◆ Required action ◆
Restate all of the entries verbatim.

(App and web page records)
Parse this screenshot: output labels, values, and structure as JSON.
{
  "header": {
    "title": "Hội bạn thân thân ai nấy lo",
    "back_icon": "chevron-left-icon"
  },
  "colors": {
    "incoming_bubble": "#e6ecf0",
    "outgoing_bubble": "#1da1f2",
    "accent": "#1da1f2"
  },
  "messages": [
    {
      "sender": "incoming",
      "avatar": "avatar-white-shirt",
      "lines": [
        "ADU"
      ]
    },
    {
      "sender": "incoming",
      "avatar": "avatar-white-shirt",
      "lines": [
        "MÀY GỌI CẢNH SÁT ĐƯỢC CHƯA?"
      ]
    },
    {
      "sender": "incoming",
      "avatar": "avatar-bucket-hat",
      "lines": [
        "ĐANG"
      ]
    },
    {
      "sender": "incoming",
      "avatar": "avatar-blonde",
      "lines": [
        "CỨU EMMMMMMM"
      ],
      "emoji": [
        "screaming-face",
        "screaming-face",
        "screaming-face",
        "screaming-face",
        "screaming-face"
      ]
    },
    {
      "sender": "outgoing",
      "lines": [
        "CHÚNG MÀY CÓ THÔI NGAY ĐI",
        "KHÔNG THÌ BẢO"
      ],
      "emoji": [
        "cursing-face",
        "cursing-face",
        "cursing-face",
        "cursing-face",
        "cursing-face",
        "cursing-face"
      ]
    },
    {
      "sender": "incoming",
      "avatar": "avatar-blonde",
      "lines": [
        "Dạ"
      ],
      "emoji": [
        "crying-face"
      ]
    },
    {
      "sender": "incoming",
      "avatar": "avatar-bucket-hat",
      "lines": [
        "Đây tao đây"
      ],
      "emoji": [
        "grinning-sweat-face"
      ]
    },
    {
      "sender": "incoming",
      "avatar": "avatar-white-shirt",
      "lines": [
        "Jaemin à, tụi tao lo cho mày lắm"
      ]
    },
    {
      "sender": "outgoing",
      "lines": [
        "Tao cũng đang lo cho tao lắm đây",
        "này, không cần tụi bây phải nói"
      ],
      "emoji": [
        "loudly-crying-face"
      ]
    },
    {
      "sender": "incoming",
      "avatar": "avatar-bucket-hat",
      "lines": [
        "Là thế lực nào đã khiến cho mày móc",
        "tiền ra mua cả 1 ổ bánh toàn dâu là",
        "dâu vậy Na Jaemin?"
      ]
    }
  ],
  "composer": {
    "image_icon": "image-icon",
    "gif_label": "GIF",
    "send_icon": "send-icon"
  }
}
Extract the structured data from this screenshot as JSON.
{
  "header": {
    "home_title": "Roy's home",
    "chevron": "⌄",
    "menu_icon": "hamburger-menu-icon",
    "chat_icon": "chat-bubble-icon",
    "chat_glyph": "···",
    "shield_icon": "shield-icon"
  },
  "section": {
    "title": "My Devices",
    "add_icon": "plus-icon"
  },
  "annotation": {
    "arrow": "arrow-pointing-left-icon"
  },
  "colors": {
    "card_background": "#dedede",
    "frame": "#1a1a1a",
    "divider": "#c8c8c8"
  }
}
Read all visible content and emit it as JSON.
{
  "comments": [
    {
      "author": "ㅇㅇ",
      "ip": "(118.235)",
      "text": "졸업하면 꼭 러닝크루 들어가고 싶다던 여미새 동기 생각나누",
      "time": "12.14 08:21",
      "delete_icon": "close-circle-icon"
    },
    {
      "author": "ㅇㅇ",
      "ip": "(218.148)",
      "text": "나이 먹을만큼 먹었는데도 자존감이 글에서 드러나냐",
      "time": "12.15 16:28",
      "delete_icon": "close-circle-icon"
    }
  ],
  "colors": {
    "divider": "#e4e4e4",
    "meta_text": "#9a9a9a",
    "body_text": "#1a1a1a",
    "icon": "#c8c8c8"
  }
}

◆ Solved problem ◆
Parse this screenshot: output labels, values, and structure as JSON.
{
  "header": {
    "title": "Hội bạn thân thân ai nấy lo",
    "back_icon": "chevron-left-icon"
  },
  "colors": {
    "incoming_bubble": "#e6ecf0",
    "outgoing_bubble": "#1da1f2",
    "accent": "#1da1f2"
  },
  "messages": [
    {
      "sender": "incoming",
      "avatar": "avatar-white-shirt",
      "lines": [
        "ADU"
      ]
    },
    {
      "sender": "incoming",
      "avatar": "avatar-white-shirt",
      "lines": [
        "MÀY GỌI CẢNH SÁT ĐƯỢC CHƯA?"
      ]
    },
    {
      "sender": "incoming",
      "avatar": "avatar-bucket-hat",
      "lines": [
        "ĐANG"
      ]
    },
    {
      "sender": "incoming",
      "avatar": "avatar-blonde",
      "lines": [
        "CỨU EMMMMMMM"
      ],
      "emoji": [
        "screaming-face",
        "screaming-face",
        "screaming-face",
        "screaming-face",
        "screaming-face"
      ]
    },
    {
      "sender": "outgoing",
      "lines": [
        "CHÚNG MÀY CÓ THÔI NGAY ĐI",
        "KHÔNG THÌ BẢO"
      ],
      "emoji": [
        "cursing-face",
        "cursing-face",
        "cursing-face",
        "cursing-face",
        "cursing-face",
        "cursing-face"
      ]
    },
    {
      "sender": "incoming",
      "avatar": "avatar-blonde",
      "lines": [
        "Dạ"
      ],
      "emoji": [
        "crying-face"
      ]
    },
    {
      "sender": "incoming",
      "avatar": "avatar-bucket-hat",
      "lines": [
        "Đây tao đây"
      ],
      "emoji": [
        "grinning-sweat-face"
      ]
    },
    {
      "sender": "incoming",
      "avatar": "avatar-white-shirt",
      "lines": [
        "Jaemin à, tụi tao lo cho mày lắm"
      ]
    },
    {
      "sender": "outgoing",
      "lines": [
        "Tao cũng đang lo cho tao lắm đây",
        "này, không cần tụi bây phải nói"
      ],
      "emoji": [
        "loudly-crying-face"
      ]
    },
    {
      "sender": "incoming",
      "avatar": "avatar-bucket-hat",
      "lines": [
        "Là thế lực nào đã khiến cho mày móc",
        "tiền ra mua cả 1 ổ bánh toàn dâu là",
        "dâu vậy Na Jaemin?"
      ]
    }
  ],
  "composer": {
    "image_icon": "image-icon",
    "gif_label": "GIF",
    "send_icon": "send-icon"
  }
}
Extract the structured data from this screenshot as JSON.
{
  "header": {
    "home_title": "Roy's home",
    "chevron": "⌄",
    "menu_icon": "hamburger-menu-icon",
    "chat_icon": "chat-bubble-icon",
    "chat_glyph": "···",
    "shield_icon": "shield-icon"
  },
  "section": {
    "title": "My Devices",
    "add_icon": "plus-icon"
  },
  "annotation": {
    "arrow": "arrow-pointing-left-icon"
  },
  "colors": {
    "card_background": "#dedede",
    "frame": "#1a1a1a",
    "divider": "#c8c8c8"
  }
}
Read all visible content and emit it as JSON.
{
  "comments": [
    {
      "author": "ㅇㅇ",
      "ip": "(118.235)",
      "text": "졸업하면 꼭 러닝크루 들어가고 싶다던 여미새 동기 생각나누",
      "time": "12.14 08:21",
      "delete_icon": "close-circle-icon"
    },
    {
      "author": "ㅇㅇ",
      "ip": "(218.148)",
      "text": "나이 먹을만큼 먹었는데도 자존감이 글에서 드러나냐",
      "time": "12.15 16:28",
      "delete_icon": "close-circle-icon"
    }
  ],
  "colors": {
    "divider": "#e4e4e4",
    "meta_text": "#9a9a9a",
    "body_text": "#1a1a1a",
    "icon": "#c8c8c8"
  }
}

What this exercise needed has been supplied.